■ INFORMATION SHOWN ■
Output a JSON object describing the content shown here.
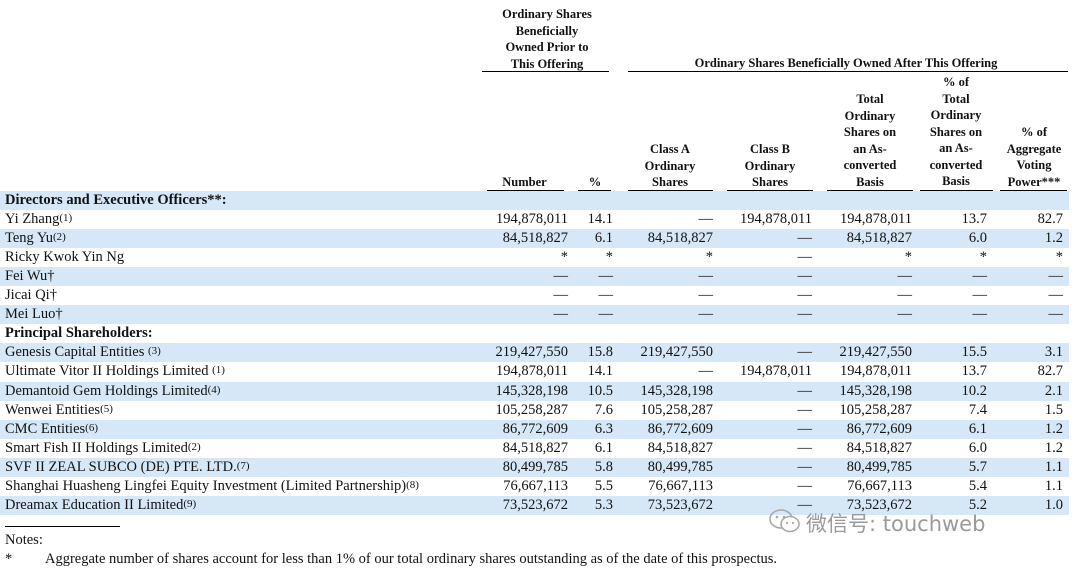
{
  "headers": {
    "prior_group": "Ordinary Shares\nBeneficially\nOwned Prior to\nThis Offering",
    "after_group": "Ordinary Shares Beneficially Owned After This Offering",
    "number": "Number",
    "pct": "%",
    "class_a": "Class A\nOrdinary\nShares",
    "class_b": "Class B\nOrdinary\nShares",
    "total_converted": "Total\nOrdinary\nShares on\nan As-\nconverted\nBasis",
    "pct_total": "% of\nTotal\nOrdinary\nShares on\nan As-\nconverted\nBasis",
    "pct_voting": "% of\nAggregate\nVoting\nPower***"
  },
  "rows": [
    {
      "name": "Directors and Executive Officers**:",
      "section": true
    },
    {
      "name": "Yi Zhang",
      "ref": "(1)",
      "number": "194,878,011",
      "pct": "14.1",
      "class_a": "—",
      "class_b": "194,878,011",
      "total": "194,878,011",
      "pct_total": "13.7",
      "voting": "82.7"
    },
    {
      "name": "Teng Yu",
      "ref": "(2)",
      "number": "84,518,827",
      "pct": "6.1",
      "class_a": "84,518,827",
      "class_b": "—",
      "total": "84,518,827",
      "pct_total": "6.0",
      "voting": "1.2"
    },
    {
      "name": "Ricky Kwok Yin Ng",
      "ref": "",
      "number": "*",
      "pct": "*",
      "class_a": "*",
      "class_b": "—",
      "total": "*",
      "pct_total": "*",
      "voting": "*"
    },
    {
      "name": "Fei Wu†",
      "ref": "",
      "number": "—",
      "pct": "—",
      "class_a": "—",
      "class_b": "—",
      "total": "—",
      "pct_total": "—",
      "voting": "—"
    },
    {
      "name": "Jicai Qi†",
      "ref": "",
      "number": "—",
      "pct": "—",
      "class_a": "—",
      "class_b": "—",
      "total": "—",
      "pct_total": "—",
      "voting": "—"
    },
    {
      "name": "Mei Luo†",
      "ref": "",
      "number": "—",
      "pct": "—",
      "class_a": "—",
      "class_b": "—",
      "total": "—",
      "pct_total": "—",
      "voting": "—"
    },
    {
      "name": "Principal Shareholders:",
      "section": true
    },
    {
      "name": "Genesis Capital Entities ",
      "ref": "(3)",
      "number": "219,427,550",
      "pct": "15.8",
      "class_a": "219,427,550",
      "class_b": "—",
      "total": "219,427,550",
      "pct_total": "15.5",
      "voting": "3.1"
    },
    {
      "name": "Ultimate Vitor II Holdings Limited ",
      "ref": "(1)",
      "number": "194,878,011",
      "pct": "14.1",
      "class_a": "—",
      "class_b": "194,878,011",
      "total": "194,878,011",
      "pct_total": "13.7",
      "voting": "82.7"
    },
    {
      "name": "Demantoid Gem Holdings Limited",
      "ref": "(4)",
      "number": "145,328,198",
      "pct": "10.5",
      "class_a": "145,328,198",
      "class_b": "—",
      "total": "145,328,198",
      "pct_total": "10.2",
      "voting": "2.1"
    },
    {
      "name": "Wenwei Entities",
      "ref": "(5)",
      "number": "105,258,287",
      "pct": "7.6",
      "class_a": "105,258,287",
      "class_b": "—",
      "total": "105,258,287",
      "pct_total": "7.4",
      "voting": "1.5"
    },
    {
      "name": "CMC Entities",
      "ref": "(6)",
      "number": "86,772,609",
      "pct": "6.3",
      "class_a": "86,772,609",
      "class_b": "—",
      "total": "86,772,609",
      "pct_total": "6.1",
      "voting": "1.2"
    },
    {
      "name": "Smart Fish II Holdings Limited",
      "ref": "(2)",
      "number": "84,518,827",
      "pct": "6.1",
      "class_a": "84,518,827",
      "class_b": "—",
      "total": "84,518,827",
      "pct_total": "6.0",
      "voting": "1.2"
    },
    {
      "name": "SVF II ZEAL SUBCO (DE) PTE. LTD.",
      "ref": "(7)",
      "number": "80,499,785",
      "pct": "5.8",
      "class_a": "80,499,785",
      "class_b": "—",
      "total": "80,499,785",
      "pct_total": "5.7",
      "voting": "1.1"
    },
    {
      "name": "Shanghai Huasheng Lingfei Equity Investment (Limited Partnership)",
      "ref": "(8)",
      "number": "76,667,113",
      "pct": "5.5",
      "class_a": "76,667,113",
      "class_b": "—",
      "total": "76,667,113",
      "pct_total": "5.4",
      "voting": "1.1"
    },
    {
      "name": "Dreamax Education II Limited",
      "ref": "(9)",
      "number": "73,523,672",
      "pct": "5.3",
      "class_a": "73,523,672",
      "class_b": "—",
      "total": "73,523,672",
      "pct_total": "5.2",
      "voting": "1.0"
    }
  ],
  "notes": {
    "title": "Notes:",
    "items": [
      {
        "mark": "*",
        "text": "Aggregate number of shares account for less than 1% of our total ordinary shares outstanding as of the date of this prospectus."
      }
    ]
  },
  "watermark": {
    "text": "微信号: touchweb",
    "icon": "wechat-icon",
    "color": "#9a9a9a"
  },
  "colors": {
    "band": "#d6e8f7",
    "text": "#111111"
  }
}
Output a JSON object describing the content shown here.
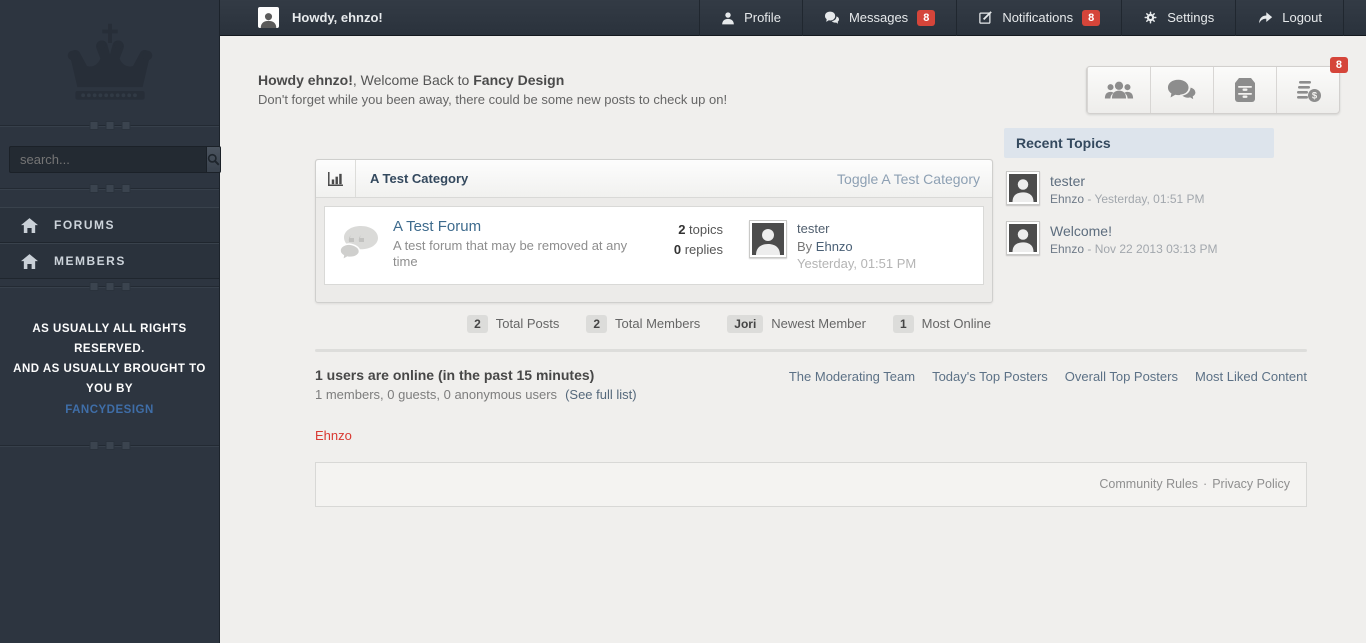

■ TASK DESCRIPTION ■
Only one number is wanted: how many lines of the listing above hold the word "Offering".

■ ANSWER ■
2